RECORDS FOR PROCESSING below:

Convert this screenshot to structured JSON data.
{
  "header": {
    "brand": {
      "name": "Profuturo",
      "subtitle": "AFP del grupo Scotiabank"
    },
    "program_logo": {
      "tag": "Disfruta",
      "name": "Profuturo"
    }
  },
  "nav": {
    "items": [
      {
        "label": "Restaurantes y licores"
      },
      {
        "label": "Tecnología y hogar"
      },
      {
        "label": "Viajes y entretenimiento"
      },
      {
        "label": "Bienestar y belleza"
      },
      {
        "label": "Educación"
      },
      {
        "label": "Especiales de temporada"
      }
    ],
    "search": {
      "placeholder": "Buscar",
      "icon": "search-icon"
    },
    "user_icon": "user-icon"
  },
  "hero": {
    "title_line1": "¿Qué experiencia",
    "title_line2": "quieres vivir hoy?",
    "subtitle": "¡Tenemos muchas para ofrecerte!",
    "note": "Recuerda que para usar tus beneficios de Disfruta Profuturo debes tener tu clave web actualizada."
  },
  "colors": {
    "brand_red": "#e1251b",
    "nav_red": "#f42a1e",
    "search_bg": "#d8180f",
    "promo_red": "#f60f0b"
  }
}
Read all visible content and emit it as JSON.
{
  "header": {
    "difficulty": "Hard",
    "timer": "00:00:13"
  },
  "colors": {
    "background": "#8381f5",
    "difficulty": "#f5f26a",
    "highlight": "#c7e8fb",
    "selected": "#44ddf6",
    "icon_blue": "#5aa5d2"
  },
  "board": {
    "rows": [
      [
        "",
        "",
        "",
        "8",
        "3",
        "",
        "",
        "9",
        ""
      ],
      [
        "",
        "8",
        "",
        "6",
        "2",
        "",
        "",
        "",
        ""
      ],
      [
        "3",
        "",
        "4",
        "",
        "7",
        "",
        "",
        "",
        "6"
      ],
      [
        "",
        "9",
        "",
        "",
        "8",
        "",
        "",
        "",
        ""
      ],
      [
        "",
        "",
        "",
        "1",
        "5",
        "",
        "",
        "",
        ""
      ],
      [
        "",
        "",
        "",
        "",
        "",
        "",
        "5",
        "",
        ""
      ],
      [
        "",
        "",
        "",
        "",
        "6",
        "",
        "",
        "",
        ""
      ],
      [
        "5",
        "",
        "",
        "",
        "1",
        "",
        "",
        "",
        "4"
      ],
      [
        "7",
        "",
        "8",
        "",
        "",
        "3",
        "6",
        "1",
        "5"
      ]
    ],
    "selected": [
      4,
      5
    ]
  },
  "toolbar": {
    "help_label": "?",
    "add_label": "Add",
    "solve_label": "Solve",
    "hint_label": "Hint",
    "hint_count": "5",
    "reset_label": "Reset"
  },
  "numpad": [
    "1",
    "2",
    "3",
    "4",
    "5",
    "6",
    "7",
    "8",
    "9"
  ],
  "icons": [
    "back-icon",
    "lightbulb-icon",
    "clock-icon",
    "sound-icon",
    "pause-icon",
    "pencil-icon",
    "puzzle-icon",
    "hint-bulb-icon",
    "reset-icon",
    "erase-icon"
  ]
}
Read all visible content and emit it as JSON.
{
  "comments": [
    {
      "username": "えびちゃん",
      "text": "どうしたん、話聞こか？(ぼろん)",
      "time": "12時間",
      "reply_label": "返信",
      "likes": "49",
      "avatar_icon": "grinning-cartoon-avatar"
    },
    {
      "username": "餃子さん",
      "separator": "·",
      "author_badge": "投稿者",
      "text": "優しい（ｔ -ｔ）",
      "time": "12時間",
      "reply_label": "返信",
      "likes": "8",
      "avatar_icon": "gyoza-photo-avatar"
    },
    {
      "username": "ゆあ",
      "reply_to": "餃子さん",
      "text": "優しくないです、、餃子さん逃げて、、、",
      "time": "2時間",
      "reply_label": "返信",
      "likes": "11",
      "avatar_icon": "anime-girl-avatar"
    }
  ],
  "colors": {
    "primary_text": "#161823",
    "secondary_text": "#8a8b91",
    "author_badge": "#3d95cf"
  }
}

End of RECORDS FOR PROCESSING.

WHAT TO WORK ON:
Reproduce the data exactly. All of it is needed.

RESULT FOR THIS EXERCISE:
Convert this screenshot to structured JSON data.
{
  "header": {
    "brand": {
      "name": "Profuturo",
      "subtitle": "AFP del grupo Scotiabank"
    },
    "program_logo": {
      "tag": "Disfruta",
      "name": "Profuturo"
    }
  },
  "nav": {
    "items": [
      {
        "label": "Restaurantes y licores"
      },
      {
        "label": "Tecnología y hogar"
      },
      {
        "label": "Viajes y entretenimiento"
      },
      {
        "label": "Bienestar y belleza"
      },
      {
        "label": "Educación"
      },
      {
        "label": "Especiales de temporada"
      }
    ],
    "search": {
      "placeholder": "Buscar",
      "icon": "search-icon"
    },
    "user_icon": "user-icon"
  },
  "hero": {
    "title_line1": "¿Qué experiencia",
    "title_line2": "quieres vivir hoy?",
    "subtitle": "¡Tenemos muchas para ofrecerte!",
    "note": "Recuerda que para usar tus beneficios de Disfruta Profuturo debes tener tu clave web actualizada."
  },
  "colors": {
    "brand_red": "#e1251b",
    "nav_red": "#f42a1e",
    "search_bg": "#d8180f",
    "promo_red": "#f60f0b"
  }
}
Read all visible content and emit it as JSON.
{
  "header": {
    "difficulty": "Hard",
    "timer": "00:00:13"
  },
  "colors": {
    "background": "#8381f5",
    "difficulty": "#f5f26a",
    "highlight": "#c7e8fb",
    "selected": "#44ddf6",
    "icon_blue": "#5aa5d2"
  },
  "board": {
    "rows": [
      [
        "",
        "",
        "",
        "8",
        "3",
        "",
        "",
        "9",
        ""
      ],
      [
        "",
        "8",
        "",
        "6",
        "2",
        "",
        "",
        "",
        ""
      ],
      [
        "3",
        "",
        "4",
        "",
        "7",
        "",
        "",
        "",
        "6"
      ],
      [
        "",
        "9",
        "",
        "",
        "8",
        "",
        "",
        "",
        ""
      ],
      [
        "",
        "",
        "",
        "1",
        "5",
        "",
        "",
        "",
        ""
      ],
      [
        "",
        "",
        "",
        "",
        "",
        "",
        "5",
        "",
        ""
      ],
      [
        "",
        "",
        "",
        "",
        "6",
        "",
        "",
        "",
        ""
      ],
      [
        "5",
        "",
        "",
        "",
        "1",
        "",
        "",
        "",
        "4"
      ],
      [
        "7",
        "",
        "8",
        "",
        "",
        "3",
        "6",
        "1",
        "5"
      ]
    ],
    "selected": [
      4,
      5
    ]
  },
  "toolbar": {
    "help_label": "?",
    "add_label": "Add",
    "solve_label": "Solve",
    "hint_label": "Hint",
    "hint_count": "5",
    "reset_label": "Reset"
  },
  "numpad": [
    "1",
    "2",
    "3",
    "4",
    "5",
    "6",
    "7",
    "8",
    "9"
  ],
  "icons": [
    "back-icon",
    "lightbulb-icon",
    "clock-icon",
    "sound-icon",
    "pause-icon",
    "pencil-icon",
    "puzzle-icon",
    "hint-bulb-icon",
    "reset-icon",
    "erase-icon"
  ]
}
Read all visible content and emit it as JSON.
{
  "comments": [
    {
      "username": "えびちゃん",
      "text": "どうしたん、話聞こか？(ぼろん)",
      "time": "12時間",
      "reply_label": "返信",
      "likes": "49",
      "avatar_icon": "grinning-cartoon-avatar"
    },
    {
      "username": "餃子さん",
      "separator": "·",
      "author_badge": "投稿者",
      "text": "優しい（ｔ -ｔ）",
      "time": "12時間",
      "reply_label": "返信",
      "likes": "8",
      "avatar_icon": "gyoza-photo-avatar"
    },
    {
      "username": "ゆあ",
      "reply_to": "餃子さん",
      "text": "優しくないです、、餃子さん逃げて、、、",
      "time": "2時間",
      "reply_label": "返信",
      "likes": "11",
      "avatar_icon": "anime-girl-avatar"
    }
  ],
  "colors": {
    "primary_text": "#161823",
    "secondary_text": "#8a8b91",
    "author_badge": "#3d95cf"
  }
}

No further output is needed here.